*** EXTRACTED RECORDS Section Begins ***
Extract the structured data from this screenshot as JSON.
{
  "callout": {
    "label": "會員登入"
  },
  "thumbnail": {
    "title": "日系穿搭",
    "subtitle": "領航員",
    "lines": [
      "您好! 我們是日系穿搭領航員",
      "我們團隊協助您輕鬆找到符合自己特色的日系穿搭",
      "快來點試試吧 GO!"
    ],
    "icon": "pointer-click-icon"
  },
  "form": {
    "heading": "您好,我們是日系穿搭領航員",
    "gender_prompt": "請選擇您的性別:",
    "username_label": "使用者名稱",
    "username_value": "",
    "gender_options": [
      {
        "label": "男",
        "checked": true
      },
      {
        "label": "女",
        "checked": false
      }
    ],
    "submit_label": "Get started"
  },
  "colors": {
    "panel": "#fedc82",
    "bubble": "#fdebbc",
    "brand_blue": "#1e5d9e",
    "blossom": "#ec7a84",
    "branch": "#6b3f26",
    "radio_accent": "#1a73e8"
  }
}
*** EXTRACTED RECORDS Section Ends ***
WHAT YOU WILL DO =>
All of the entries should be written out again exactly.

ANSWER SPACE =>
Extract the structured data from this screenshot as JSON.
{
  "callout": {
    "label": "會員登入"
  },
  "thumbnail": {
    "title": "日系穿搭",
    "subtitle": "領航員",
    "lines": [
      "您好! 我們是日系穿搭領航員",
      "我們團隊協助您輕鬆找到符合自己特色的日系穿搭",
      "快來點試試吧 GO!"
    ],
    "icon": "pointer-click-icon"
  },
  "form": {
    "heading": "您好,我們是日系穿搭領航員",
    "gender_prompt": "請選擇您的性別:",
    "username_label": "使用者名稱",
    "username_value": "",
    "gender_options": [
      {
        "label": "男",
        "checked": true
      },
      {
        "label": "女",
        "checked": false
      }
    ],
    "submit_label": "Get started"
  },
  "colors": {
    "panel": "#fedc82",
    "bubble": "#fdebbc",
    "brand_blue": "#1e5d9e",
    "blossom": "#ec7a84",
    "branch": "#6b3f26",
    "radio_accent": "#1a73e8"
  }
}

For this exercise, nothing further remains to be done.